Read through the entries below and copy each line where "title" turns up.

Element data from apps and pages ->
■ ■ ■

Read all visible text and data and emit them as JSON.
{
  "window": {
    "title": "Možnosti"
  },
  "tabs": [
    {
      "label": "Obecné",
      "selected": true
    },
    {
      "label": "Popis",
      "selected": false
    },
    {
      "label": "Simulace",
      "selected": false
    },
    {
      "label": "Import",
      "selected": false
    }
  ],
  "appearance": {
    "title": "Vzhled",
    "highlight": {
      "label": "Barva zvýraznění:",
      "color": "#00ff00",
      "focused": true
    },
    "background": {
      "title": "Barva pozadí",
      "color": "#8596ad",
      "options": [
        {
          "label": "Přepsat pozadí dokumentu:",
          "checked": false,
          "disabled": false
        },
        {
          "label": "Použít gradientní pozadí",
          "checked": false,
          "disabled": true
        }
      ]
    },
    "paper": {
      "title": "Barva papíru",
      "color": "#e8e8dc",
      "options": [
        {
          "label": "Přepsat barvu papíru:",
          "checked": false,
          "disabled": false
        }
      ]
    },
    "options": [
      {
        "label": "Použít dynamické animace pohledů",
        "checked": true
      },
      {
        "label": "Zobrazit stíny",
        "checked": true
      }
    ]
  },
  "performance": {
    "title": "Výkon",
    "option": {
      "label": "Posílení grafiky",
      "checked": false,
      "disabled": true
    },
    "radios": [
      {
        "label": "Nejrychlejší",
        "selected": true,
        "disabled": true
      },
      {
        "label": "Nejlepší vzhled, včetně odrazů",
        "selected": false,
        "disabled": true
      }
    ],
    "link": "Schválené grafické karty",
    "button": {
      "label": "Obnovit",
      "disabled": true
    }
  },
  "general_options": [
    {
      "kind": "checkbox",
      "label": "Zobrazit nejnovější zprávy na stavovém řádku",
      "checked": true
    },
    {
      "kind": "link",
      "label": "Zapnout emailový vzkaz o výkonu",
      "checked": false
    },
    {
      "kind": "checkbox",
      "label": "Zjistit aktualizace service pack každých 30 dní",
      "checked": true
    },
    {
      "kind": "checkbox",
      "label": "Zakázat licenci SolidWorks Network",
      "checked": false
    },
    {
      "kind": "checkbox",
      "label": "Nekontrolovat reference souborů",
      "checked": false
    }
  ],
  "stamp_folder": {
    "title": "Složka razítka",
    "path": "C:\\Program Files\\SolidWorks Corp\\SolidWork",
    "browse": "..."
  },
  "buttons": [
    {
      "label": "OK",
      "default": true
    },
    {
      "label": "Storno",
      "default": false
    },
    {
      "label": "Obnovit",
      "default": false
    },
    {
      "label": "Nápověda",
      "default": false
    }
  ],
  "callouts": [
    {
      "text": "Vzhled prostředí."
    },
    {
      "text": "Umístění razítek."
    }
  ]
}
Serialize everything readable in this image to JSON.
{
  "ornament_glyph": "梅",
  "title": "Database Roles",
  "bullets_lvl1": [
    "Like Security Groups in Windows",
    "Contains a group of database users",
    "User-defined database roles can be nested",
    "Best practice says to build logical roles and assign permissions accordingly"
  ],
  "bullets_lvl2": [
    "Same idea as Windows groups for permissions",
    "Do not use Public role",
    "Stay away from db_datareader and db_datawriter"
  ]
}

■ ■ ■

TASK OUTPUT ->
    "title": "Možnosti"
    "title": "Vzhled",
      "title": "Barva pozadí",
      "title": "Barva papíru",
    "title": "Výkon",
    "title": "Složka razítka",
  "title": "Database Roles",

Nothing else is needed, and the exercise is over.